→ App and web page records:
----------------

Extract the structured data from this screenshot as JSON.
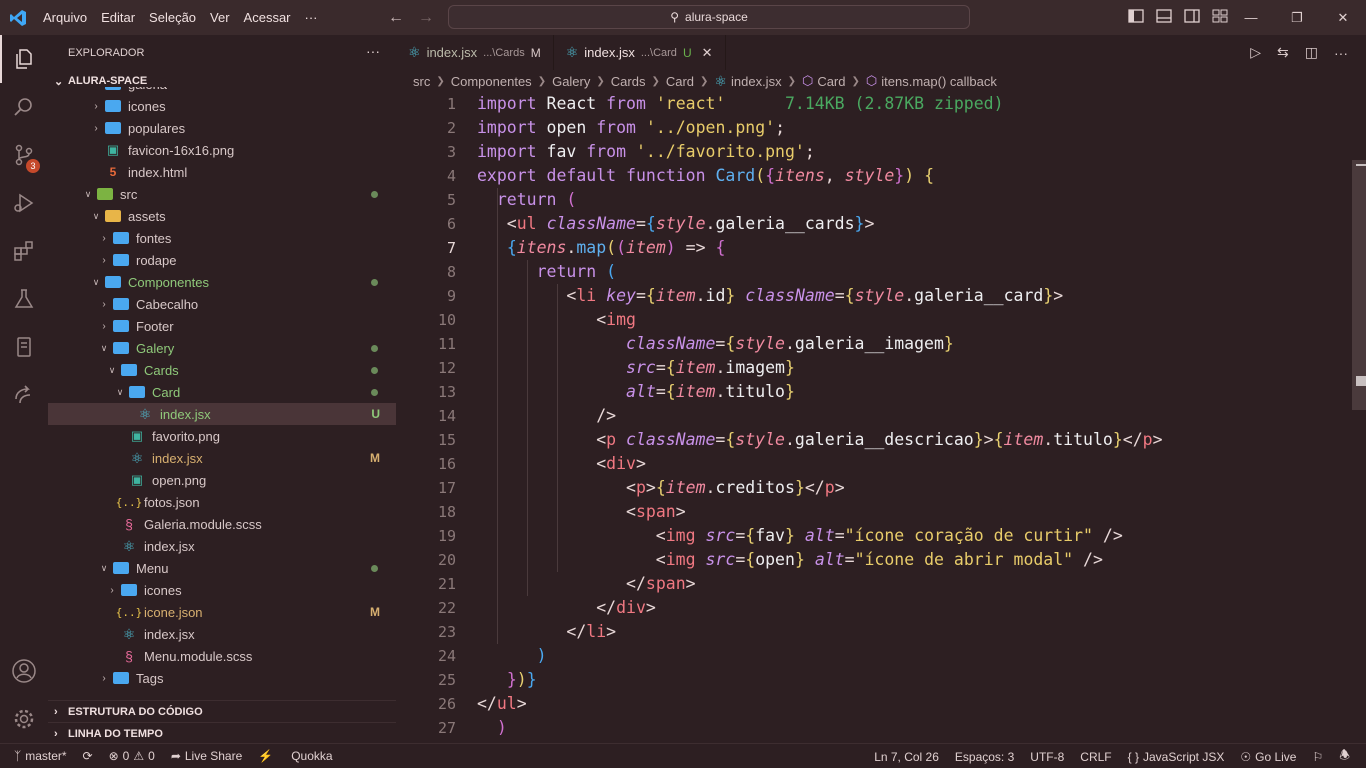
{
  "titlebar": {
    "menu": [
      "Arquivo",
      "Editar",
      "Seleção",
      "Ver",
      "Acessar",
      "···"
    ],
    "command_center": "alura-space"
  },
  "activity": {
    "scm_badge": "3"
  },
  "sidebar": {
    "title": "EXPLORADOR",
    "more": "···",
    "root": "ALURA-SPACE",
    "partial_top": "galeria",
    "items": [
      {
        "label": "icones",
        "depth": 2,
        "kind": "folder",
        "open": false
      },
      {
        "label": "populares",
        "depth": 2,
        "kind": "folder",
        "open": false
      },
      {
        "label": "favicon-16x16.png",
        "depth": 2,
        "kind": "img"
      },
      {
        "label": "index.html",
        "depth": 2,
        "kind": "html"
      },
      {
        "label": "src",
        "depth": 1,
        "kind": "src",
        "open": true,
        "dot": true
      },
      {
        "label": "assets",
        "depth": 2,
        "kind": "assets",
        "open": true
      },
      {
        "label": "fontes",
        "depth": 3,
        "kind": "folder",
        "open": false
      },
      {
        "label": "rodape",
        "depth": 3,
        "kind": "folder",
        "open": false
      },
      {
        "label": "Componentes",
        "depth": 2,
        "kind": "folder",
        "open": true,
        "dot": true,
        "green": true
      },
      {
        "label": "Cabecalho",
        "depth": 3,
        "kind": "folder",
        "open": false
      },
      {
        "label": "Footer",
        "depth": 3,
        "kind": "folder",
        "open": false
      },
      {
        "label": "Galery",
        "depth": 3,
        "kind": "folder",
        "open": true,
        "dot": true,
        "green": true
      },
      {
        "label": "Cards",
        "depth": 4,
        "kind": "folder",
        "open": true,
        "dot": true,
        "green": true
      },
      {
        "label": "Card",
        "depth": 5,
        "kind": "folder",
        "open": true,
        "dot": true,
        "green": true
      },
      {
        "label": "index.jsx",
        "depth": 6,
        "kind": "react",
        "status": "U",
        "selected": true,
        "green": true
      },
      {
        "label": "favorito.png",
        "depth": 5,
        "kind": "img"
      },
      {
        "label": "index.jsx",
        "depth": 5,
        "kind": "react",
        "status": "M"
      },
      {
        "label": "open.png",
        "depth": 5,
        "kind": "img"
      },
      {
        "label": "fotos.json",
        "depth": 4,
        "kind": "json"
      },
      {
        "label": "Galeria.module.scss",
        "depth": 4,
        "kind": "scss"
      },
      {
        "label": "index.jsx",
        "depth": 4,
        "kind": "react"
      },
      {
        "label": "Menu",
        "depth": 3,
        "kind": "folder",
        "open": true,
        "dot": true
      },
      {
        "label": "icones",
        "depth": 4,
        "kind": "folder",
        "open": false
      },
      {
        "label": "icone.json",
        "depth": 4,
        "kind": "json",
        "status": "M"
      },
      {
        "label": "index.jsx",
        "depth": 4,
        "kind": "react"
      },
      {
        "label": "Menu.module.scss",
        "depth": 4,
        "kind": "scss"
      },
      {
        "label": "Tags",
        "depth": 3,
        "kind": "folder",
        "open": false
      }
    ],
    "outline": "ESTRUTURA DO CÓDIGO",
    "timeline": "LINHA DO TEMPO"
  },
  "tabs": [
    {
      "label": "index.jsx",
      "desc": "...\\Cards",
      "mark": "M",
      "active": false
    },
    {
      "label": "index.jsx",
      "desc": "...\\Card",
      "mark": "U",
      "active": true
    }
  ],
  "breadcrumb": [
    "src",
    "Componentes",
    "Galery",
    "Cards",
    "Card",
    "index.jsx",
    "Card",
    "itens.map() callback"
  ],
  "editor": {
    "current_line": 7,
    "import_size": "7.14KB (2.87KB zipped)"
  },
  "status": {
    "branch": "master*",
    "errors": "0",
    "warnings": "0",
    "live_share": "Live Share",
    "quokka": "Quokka",
    "position": "Ln 7, Col 26",
    "spaces": "Espaços: 3",
    "encoding": "UTF-8",
    "eol": "CRLF",
    "language": "JavaScript JSX",
    "go_live": "Go Live"
  }
}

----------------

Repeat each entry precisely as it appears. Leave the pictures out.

Extract the structured data from this screenshot as JSON.
{
  "titlebar": {
    "menu": [
      "Arquivo",
      "Editar",
      "Seleção",
      "Ver",
      "Acessar",
      "···"
    ],
    "command_center": "alura-space"
  },
  "activity": {
    "scm_badge": "3"
  },
  "sidebar": {
    "title": "EXPLORADOR",
    "more": "···",
    "root": "ALURA-SPACE",
    "partial_top": "galeria",
    "items": [
      {
        "label": "icones",
        "depth": 2,
        "kind": "folder",
        "open": false
      },
      {
        "label": "populares",
        "depth": 2,
        "kind": "folder",
        "open": false
      },
      {
        "label": "favicon-16x16.png",
        "depth": 2,
        "kind": "img"
      },
      {
        "label": "index.html",
        "depth": 2,
        "kind": "html"
      },
      {
        "label": "src",
        "depth": 1,
        "kind": "src",
        "open": true,
        "dot": true
      },
      {
        "label": "assets",
        "depth": 2,
        "kind": "assets",
        "open": true
      },
      {
        "label": "fontes",
        "depth": 3,
        "kind": "folder",
        "open": false
      },
      {
        "label": "rodape",
        "depth": 3,
        "kind": "folder",
        "open": false
      },
      {
        "label": "Componentes",
        "depth": 2,
        "kind": "folder",
        "open": true,
        "dot": true,
        "green": true
      },
      {
        "label": "Cabecalho",
        "depth": 3,
        "kind": "folder",
        "open": false
      },
      {
        "label": "Footer",
        "depth": 3,
        "kind": "folder",
        "open": false
      },
      {
        "label": "Galery",
        "depth": 3,
        "kind": "folder",
        "open": true,
        "dot": true,
        "green": true
      },
      {
        "label": "Cards",
        "depth": 4,
        "kind": "folder",
        "open": true,
        "dot": true,
        "green": true
      },
      {
        "label": "Card",
        "depth": 5,
        "kind": "folder",
        "open": true,
        "dot": true,
        "green": true
      },
      {
        "label": "index.jsx",
        "depth": 6,
        "kind": "react",
        "status": "U",
        "selected": true,
        "green": true
      },
      {
        "label": "favorito.png",
        "depth": 5,
        "kind": "img"
      },
      {
        "label": "index.jsx",
        "depth": 5,
        "kind": "react",
        "status": "M"
      },
      {
        "label": "open.png",
        "depth": 5,
        "kind": "img"
      },
      {
        "label": "fotos.json",
        "depth": 4,
        "kind": "json"
      },
      {
        "label": "Galeria.module.scss",
        "depth": 4,
        "kind": "scss"
      },
      {
        "label": "index.jsx",
        "depth": 4,
        "kind": "react"
      },
      {
        "label": "Menu",
        "depth": 3,
        "kind": "folder",
        "open": true,
        "dot": true
      },
      {
        "label": "icones",
        "depth": 4,
        "kind": "folder",
        "open": false
      },
      {
        "label": "icone.json",
        "depth": 4,
        "kind": "json",
        "status": "M"
      },
      {
        "label": "index.jsx",
        "depth": 4,
        "kind": "react"
      },
      {
        "label": "Menu.module.scss",
        "depth": 4,
        "kind": "scss"
      },
      {
        "label": "Tags",
        "depth": 3,
        "kind": "folder",
        "open": false
      }
    ],
    "outline": "ESTRUTURA DO CÓDIGO",
    "timeline": "LINHA DO TEMPO"
  },
  "tabs": [
    {
      "label": "index.jsx",
      "desc": "...\\Cards",
      "mark": "M",
      "active": false
    },
    {
      "label": "index.jsx",
      "desc": "...\\Card",
      "mark": "U",
      "active": true
    }
  ],
  "breadcrumb": [
    "src",
    "Componentes",
    "Galery",
    "Cards",
    "Card",
    "index.jsx",
    "Card",
    "itens.map() callback"
  ],
  "editor": {
    "current_line": 7,
    "import_size": "7.14KB (2.87KB zipped)"
  },
  "status": {
    "branch": "master*",
    "errors": "0",
    "warnings": "0",
    "live_share": "Live Share",
    "quokka": "Quokka",
    "position": "Ln 7, Col 26",
    "spaces": "Espaços: 3",
    "encoding": "UTF-8",
    "eol": "CRLF",
    "language": "JavaScript JSX",
    "go_live": "Go Live"
  }
}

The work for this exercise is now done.